→ Work order:
From the entries provided below, copy each line that contains the word "value".

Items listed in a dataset
____

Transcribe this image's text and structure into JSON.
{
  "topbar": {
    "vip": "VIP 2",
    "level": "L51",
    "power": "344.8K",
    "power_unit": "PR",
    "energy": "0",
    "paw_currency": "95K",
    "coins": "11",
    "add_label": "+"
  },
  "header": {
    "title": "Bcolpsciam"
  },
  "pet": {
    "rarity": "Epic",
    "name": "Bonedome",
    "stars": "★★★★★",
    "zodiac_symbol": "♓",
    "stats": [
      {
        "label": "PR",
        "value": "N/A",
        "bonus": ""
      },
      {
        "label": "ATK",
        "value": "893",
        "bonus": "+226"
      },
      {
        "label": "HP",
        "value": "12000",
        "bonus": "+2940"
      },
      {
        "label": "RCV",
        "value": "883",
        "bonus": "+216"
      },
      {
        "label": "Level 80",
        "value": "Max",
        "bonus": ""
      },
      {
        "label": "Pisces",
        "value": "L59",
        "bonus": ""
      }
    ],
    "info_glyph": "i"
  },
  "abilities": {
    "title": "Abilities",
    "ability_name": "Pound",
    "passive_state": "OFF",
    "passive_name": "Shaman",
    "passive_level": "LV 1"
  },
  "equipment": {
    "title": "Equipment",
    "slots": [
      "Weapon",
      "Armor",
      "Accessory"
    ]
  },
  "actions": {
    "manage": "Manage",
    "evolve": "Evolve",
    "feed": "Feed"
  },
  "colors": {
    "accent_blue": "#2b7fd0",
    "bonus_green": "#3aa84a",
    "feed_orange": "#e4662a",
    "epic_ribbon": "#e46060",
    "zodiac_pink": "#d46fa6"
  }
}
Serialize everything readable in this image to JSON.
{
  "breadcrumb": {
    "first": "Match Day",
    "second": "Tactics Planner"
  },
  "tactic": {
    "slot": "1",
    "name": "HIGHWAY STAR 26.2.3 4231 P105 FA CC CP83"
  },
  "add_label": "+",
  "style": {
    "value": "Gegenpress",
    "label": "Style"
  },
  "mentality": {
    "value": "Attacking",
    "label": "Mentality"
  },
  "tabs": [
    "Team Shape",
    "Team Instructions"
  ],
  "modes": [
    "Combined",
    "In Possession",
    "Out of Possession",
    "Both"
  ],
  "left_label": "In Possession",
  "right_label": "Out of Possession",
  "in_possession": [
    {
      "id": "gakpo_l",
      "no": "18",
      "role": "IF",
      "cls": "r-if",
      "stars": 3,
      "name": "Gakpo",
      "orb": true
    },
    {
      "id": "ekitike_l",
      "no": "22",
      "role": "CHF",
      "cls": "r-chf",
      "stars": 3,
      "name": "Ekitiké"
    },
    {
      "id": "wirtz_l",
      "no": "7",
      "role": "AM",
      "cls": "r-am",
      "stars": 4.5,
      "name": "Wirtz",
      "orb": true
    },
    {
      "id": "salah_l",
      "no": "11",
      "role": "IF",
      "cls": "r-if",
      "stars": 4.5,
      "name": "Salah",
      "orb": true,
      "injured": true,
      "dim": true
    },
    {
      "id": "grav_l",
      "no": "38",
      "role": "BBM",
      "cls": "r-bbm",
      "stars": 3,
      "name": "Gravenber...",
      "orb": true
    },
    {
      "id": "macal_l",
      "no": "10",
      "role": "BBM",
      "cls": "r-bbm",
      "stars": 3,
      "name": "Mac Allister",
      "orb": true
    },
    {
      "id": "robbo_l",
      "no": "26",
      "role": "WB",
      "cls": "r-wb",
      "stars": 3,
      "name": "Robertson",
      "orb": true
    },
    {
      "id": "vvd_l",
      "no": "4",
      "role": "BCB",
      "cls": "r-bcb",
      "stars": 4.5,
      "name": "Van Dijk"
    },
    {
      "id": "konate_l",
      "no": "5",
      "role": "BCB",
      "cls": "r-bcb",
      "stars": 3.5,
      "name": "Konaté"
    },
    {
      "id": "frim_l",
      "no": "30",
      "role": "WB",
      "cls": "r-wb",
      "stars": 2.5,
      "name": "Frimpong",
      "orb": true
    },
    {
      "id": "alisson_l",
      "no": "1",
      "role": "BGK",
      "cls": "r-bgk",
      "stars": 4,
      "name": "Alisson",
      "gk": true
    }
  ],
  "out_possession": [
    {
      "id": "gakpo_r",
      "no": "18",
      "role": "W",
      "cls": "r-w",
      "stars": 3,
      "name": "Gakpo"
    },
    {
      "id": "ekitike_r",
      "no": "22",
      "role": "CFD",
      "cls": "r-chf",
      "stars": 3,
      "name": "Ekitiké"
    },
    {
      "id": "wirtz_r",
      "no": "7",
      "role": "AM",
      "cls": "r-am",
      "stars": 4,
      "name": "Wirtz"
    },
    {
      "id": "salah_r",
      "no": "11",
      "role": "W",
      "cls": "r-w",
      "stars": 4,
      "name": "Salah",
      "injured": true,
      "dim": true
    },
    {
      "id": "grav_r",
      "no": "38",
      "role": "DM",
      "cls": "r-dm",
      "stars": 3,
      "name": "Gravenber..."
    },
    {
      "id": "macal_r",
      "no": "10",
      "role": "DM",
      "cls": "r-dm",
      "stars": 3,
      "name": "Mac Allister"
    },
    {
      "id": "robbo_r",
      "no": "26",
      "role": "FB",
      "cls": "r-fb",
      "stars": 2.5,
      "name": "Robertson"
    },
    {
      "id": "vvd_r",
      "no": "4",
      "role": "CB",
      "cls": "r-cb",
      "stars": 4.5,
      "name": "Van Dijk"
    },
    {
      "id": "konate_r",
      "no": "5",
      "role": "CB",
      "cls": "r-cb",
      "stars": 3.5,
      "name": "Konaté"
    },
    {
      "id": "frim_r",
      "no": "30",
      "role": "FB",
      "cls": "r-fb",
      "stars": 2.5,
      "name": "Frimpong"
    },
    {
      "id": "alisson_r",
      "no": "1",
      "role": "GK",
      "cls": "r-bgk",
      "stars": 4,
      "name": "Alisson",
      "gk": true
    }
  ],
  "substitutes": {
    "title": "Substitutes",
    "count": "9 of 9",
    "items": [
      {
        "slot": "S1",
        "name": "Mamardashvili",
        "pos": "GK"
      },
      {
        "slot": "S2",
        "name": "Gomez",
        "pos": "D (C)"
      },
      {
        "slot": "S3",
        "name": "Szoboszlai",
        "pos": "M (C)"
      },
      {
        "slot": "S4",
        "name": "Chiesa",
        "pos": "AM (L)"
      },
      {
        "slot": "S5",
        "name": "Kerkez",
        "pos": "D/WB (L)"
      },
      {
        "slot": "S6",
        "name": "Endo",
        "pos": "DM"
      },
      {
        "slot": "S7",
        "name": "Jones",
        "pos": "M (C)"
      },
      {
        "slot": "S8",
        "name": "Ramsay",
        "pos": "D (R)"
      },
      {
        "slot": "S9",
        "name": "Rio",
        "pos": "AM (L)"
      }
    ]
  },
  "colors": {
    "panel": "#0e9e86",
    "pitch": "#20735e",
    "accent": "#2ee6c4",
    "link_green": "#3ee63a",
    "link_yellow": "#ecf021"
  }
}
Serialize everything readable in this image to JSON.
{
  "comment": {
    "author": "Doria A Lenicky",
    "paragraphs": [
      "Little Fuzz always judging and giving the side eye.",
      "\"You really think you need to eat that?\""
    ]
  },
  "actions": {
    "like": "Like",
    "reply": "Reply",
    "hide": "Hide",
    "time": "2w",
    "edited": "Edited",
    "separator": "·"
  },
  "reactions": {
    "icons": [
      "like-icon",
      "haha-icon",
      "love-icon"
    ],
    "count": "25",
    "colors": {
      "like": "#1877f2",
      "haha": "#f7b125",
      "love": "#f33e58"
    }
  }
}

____

→ Output of the exercise:
        "value": "N/A",
        "value": "893",
        "value": "12000",
        "value": "883",
        "value": "Max",
        "value": "L59",
    "value": "Gegenpress",
    "value": "Attacking",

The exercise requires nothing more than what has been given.